But several factors have arisen that complicate this opportunity. First, both sides, probably in an effort to build up their “bargaining position,” have pre-empted any negotiations with overt military posturing. Israel is widely believed to have been the instigator of an aerial bombing against Syria last year in response to reports of the construction of a nuclear reactor. The Israeli Mossad is also thought to have been behind the recent assassination of Hezbollah’s top military operator, Imad Mughaniyeh, who was killed in Damascus. Meanwhile, the IDF has launched massive military drills in order to test their troops “preparedness.” Syria, for its part, has continued to build up Hezbollah and Hamas. They have also been engaged in “unusual troop movements” and have done some military drills of their own. None of this lays the groundwork for good-faith negotiations.
The second complicating factor is the Bush administration’s disinterest in a peace deal. The American policy has been to isolate – not engage – with Damascus. I have read some accounts which suggest that American officials have strongly discouraged the Israelis from talking with Damascus, or engaging in any long-term agreement with them. According to the view held by this administration, such a deal would undercut the prospects for a free and stable Lebanon and “legitimize” the Assad administration’s bad behavior. This may be the most significant issue blocking the resumption of peace talks. The third factor is also important, however. Israelis have said that they won’t talk with the Syrians unless a range of preconditions are met. Damascus would have to cut ties with Hezbollah, Iran, and Hamas in order for discussions to even begin. An outrageous request, for sure, equivalent to asking North Korea to dismantle its nuclear weapons program before the six-party talks even got underway. The Syrians, not surprisingly, have said that they won’t give up their bargaining chips in exchange for nothing. They argue that talks should start with no preconditions. The Olmert administration has also kept open the possibility of secret talks, while the Syrians have demanded that they be made public.
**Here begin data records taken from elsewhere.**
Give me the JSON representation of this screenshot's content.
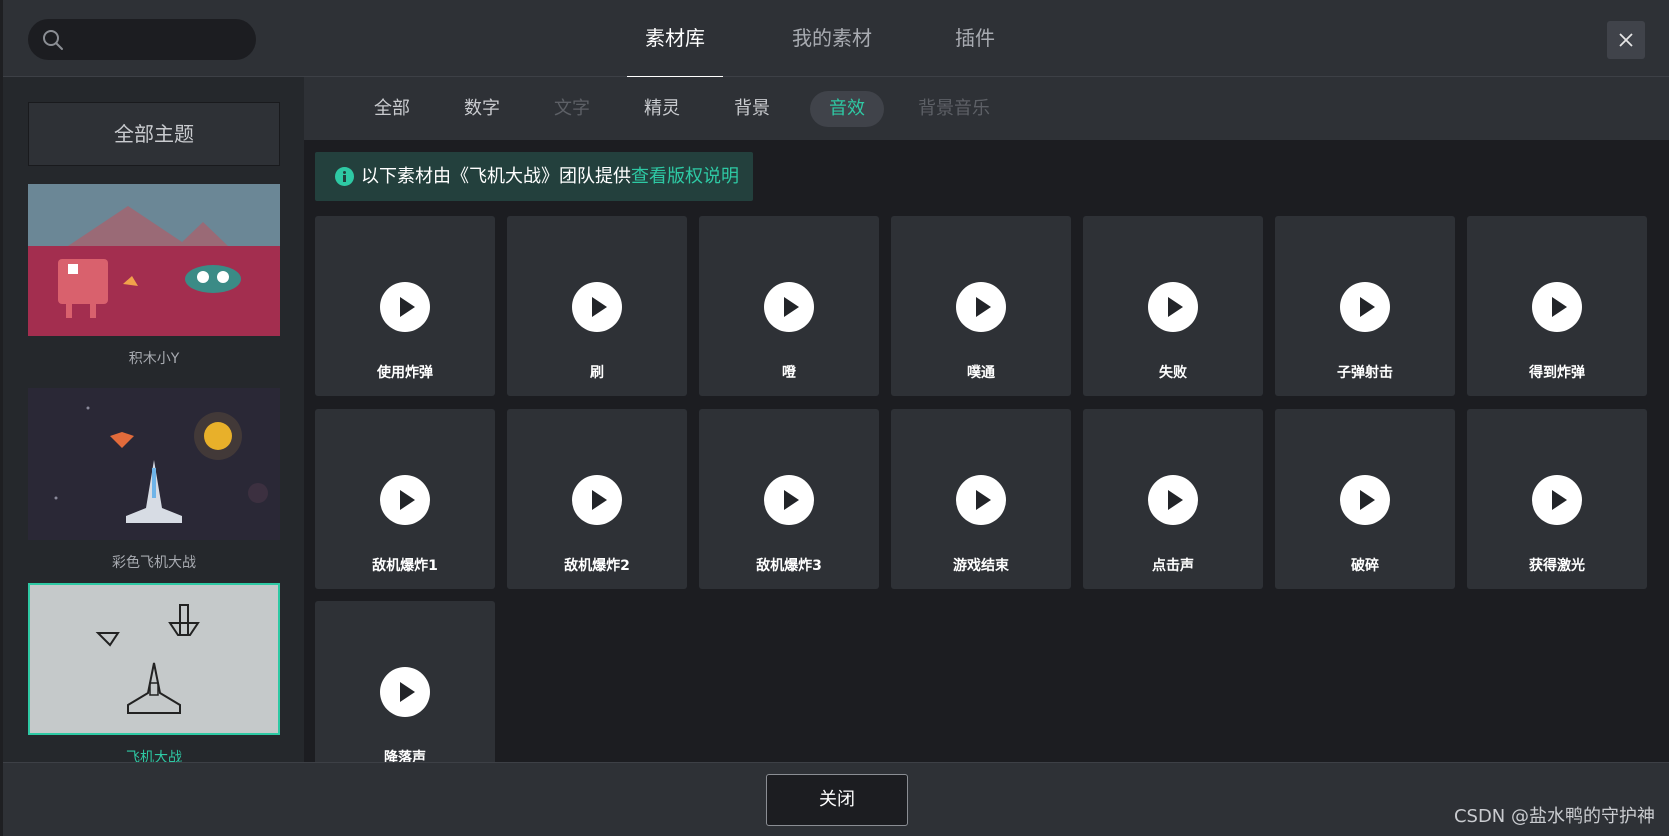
{
  "header": {
    "search_placeholder": "",
    "tabs": [
      {
        "label": "素材库",
        "active": true
      },
      {
        "label": "我的素材",
        "active": false
      },
      {
        "label": "插件",
        "active": false
      }
    ]
  },
  "sidebar": {
    "all_themes_label": "全部主题",
    "themes": [
      {
        "label": "积木小Y",
        "selected": false
      },
      {
        "label": "彩色飞机大战",
        "selected": false
      },
      {
        "label": "飞机大战",
        "selected": true
      }
    ]
  },
  "filters": [
    {
      "label": "全部",
      "state": "normal"
    },
    {
      "label": "数字",
      "state": "normal"
    },
    {
      "label": "文字",
      "state": "disabled"
    },
    {
      "label": "精灵",
      "state": "normal"
    },
    {
      "label": "背景",
      "state": "normal"
    },
    {
      "label": "音效",
      "state": "active"
    },
    {
      "label": "背景音乐",
      "state": "disabled"
    }
  ],
  "notice": {
    "text": "以下素材由《飞机大战》团队提供",
    "link": "查看版权说明"
  },
  "sounds": [
    "使用炸弹",
    "刷",
    "噔",
    "噗通",
    "失败",
    "子弹射击",
    "得到炸弹",
    "敌机爆炸1",
    "敌机爆炸2",
    "敌机爆炸3",
    "游戏结束",
    "点击声",
    "破碎",
    "获得激光",
    "降落声"
  ],
  "footer": {
    "close_label": "关闭",
    "watermark": "CSDN @盐水鸭的守护神"
  },
  "colors": {
    "accent": "#2ec9a4",
    "panel": "#2e3136",
    "background": "#1c1d21"
  }
}
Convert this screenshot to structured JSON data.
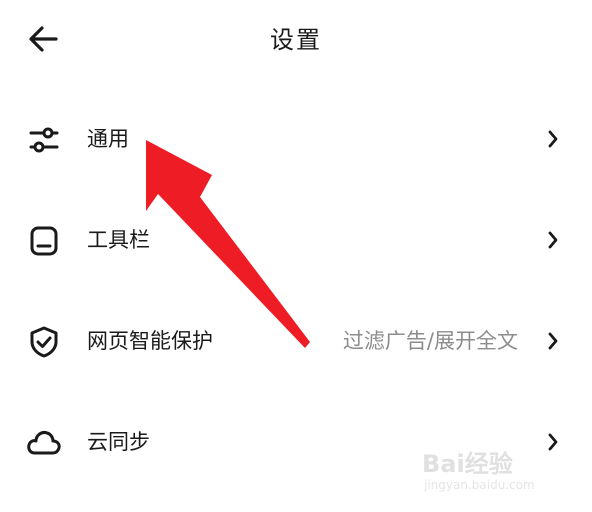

These three factors – particularly the opposition of the Bush administration, on which Olmert’s government is so reliant – are likely to doom the possibility of any breakthrough in Israeli-Syrian relations…at least in the near future. What is encouraging, however, is that a strong framework for a future agreement does indeed exist. With a different American administration, and with a strong Israeli government, peace need not be far down the line.